|EP1018455A1 *||Jan 7, 2000||Jul 12, 2000||Gornig, Kerstin||Parking ticket holder|
|WO1995019506A1 *||Jan 17, 1995||Jul 20, 1995||Madeleine Monique Croft||Fixing means|
|U.S. Classification||248/206.2, 248/309.1, 248/302|
|International Classification||B60R7/08, A47G29/08|
|Cooperative Classification||A47G29/08, B60R7/082|
|European Classification||A47G29/08, B60R7/08C|
|Oct 20, 1983||AS||Assignment|
Owner name: C & H SUPPLY, INC. SEATTLE, WA A CORP. OF WA

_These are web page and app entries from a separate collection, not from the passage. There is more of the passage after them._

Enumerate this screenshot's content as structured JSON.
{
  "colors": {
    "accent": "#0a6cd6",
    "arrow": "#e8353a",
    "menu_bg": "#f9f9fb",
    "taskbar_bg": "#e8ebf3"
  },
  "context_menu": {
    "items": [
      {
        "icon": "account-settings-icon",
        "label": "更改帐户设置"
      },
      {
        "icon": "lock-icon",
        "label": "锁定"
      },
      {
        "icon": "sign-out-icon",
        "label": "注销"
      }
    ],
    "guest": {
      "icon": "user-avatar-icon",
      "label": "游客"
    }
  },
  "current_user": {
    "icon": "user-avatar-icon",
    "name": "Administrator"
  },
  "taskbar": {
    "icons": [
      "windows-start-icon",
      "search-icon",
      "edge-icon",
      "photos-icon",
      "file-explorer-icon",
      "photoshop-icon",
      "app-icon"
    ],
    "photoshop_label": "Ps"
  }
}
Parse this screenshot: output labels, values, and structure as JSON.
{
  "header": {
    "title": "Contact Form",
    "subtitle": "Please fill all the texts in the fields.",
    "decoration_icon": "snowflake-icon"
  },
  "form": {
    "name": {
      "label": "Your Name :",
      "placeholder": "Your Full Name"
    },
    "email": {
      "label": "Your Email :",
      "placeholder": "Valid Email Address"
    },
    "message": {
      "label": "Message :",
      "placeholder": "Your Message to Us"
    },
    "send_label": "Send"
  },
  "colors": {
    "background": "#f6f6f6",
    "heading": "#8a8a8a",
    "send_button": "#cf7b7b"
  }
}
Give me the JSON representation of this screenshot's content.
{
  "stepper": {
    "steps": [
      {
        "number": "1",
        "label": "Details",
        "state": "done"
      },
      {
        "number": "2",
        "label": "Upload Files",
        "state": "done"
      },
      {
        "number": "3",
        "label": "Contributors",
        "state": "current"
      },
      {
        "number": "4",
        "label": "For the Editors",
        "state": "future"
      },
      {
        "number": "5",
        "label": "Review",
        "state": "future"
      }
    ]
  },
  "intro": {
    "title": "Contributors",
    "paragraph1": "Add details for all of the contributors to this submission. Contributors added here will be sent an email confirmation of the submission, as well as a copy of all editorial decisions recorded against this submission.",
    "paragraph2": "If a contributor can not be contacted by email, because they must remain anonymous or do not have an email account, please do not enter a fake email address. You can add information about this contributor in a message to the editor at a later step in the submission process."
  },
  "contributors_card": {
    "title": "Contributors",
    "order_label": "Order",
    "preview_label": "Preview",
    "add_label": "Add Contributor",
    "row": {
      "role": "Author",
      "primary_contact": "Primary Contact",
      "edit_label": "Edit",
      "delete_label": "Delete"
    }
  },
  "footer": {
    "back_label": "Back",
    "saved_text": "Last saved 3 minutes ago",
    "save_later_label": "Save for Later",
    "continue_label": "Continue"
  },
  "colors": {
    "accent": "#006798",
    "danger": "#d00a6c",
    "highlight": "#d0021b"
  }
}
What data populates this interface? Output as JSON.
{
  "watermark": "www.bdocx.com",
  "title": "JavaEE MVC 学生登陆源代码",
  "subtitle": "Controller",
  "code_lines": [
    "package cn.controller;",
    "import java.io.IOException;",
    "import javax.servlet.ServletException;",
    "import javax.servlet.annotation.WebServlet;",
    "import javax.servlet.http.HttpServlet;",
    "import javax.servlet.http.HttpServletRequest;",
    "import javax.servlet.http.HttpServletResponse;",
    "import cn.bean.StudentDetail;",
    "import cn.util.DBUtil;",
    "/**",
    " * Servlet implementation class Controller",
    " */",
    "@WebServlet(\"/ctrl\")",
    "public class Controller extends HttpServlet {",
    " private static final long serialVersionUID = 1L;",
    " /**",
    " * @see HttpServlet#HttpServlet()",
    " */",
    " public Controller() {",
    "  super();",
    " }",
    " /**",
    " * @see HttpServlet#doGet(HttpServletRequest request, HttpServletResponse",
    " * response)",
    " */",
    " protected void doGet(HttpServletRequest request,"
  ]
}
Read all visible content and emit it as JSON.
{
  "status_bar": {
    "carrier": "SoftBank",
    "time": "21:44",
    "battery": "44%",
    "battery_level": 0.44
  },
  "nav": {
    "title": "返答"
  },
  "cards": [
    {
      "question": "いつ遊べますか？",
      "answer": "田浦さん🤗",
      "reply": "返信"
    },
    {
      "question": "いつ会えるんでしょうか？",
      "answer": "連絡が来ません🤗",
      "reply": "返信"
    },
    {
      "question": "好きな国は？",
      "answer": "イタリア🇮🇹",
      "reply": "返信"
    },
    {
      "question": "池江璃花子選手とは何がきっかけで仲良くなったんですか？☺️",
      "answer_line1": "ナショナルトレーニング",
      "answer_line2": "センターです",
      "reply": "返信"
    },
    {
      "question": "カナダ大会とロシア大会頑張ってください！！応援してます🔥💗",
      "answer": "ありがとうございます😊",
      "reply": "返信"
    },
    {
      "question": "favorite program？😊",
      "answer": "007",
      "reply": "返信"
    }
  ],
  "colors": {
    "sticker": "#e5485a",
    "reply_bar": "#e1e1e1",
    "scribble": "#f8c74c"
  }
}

Free format text: ASSIGNMENT OF ASSIGNORS INTEREST.;ASSIGNORS:ROCKE, DAVID V.;KNUDSON, JOHN C.;REEL/FRAME:004180/0467
Effective date: 19830906
|May 30, 1989||CC||Certificate of correction|
|Nov 25, 1991||FPAY||Fee payment|
Year of fee payment: 4
|Feb 14, 1994||AS||Assignment|
Owner name: CILLEY, HAROLD E., JR., WASHINGTON
Free format text: ASSIGNMENT OF ASSIGNORS INTEREST;ASSIGNOR:C & H SUPPLY INC.;REEL/FRAME:006862/0350
Effective date: 19940201
|Jun 4, 1996||REMI||Maintenance fee reminder mailed|
|Oct 27, 1996||LAPS||Lapse for failure to pay maintenance fees|
|Jan 7, 1997||FP||Expired due to failure to pay maintenance fee|
Effective date: 19961030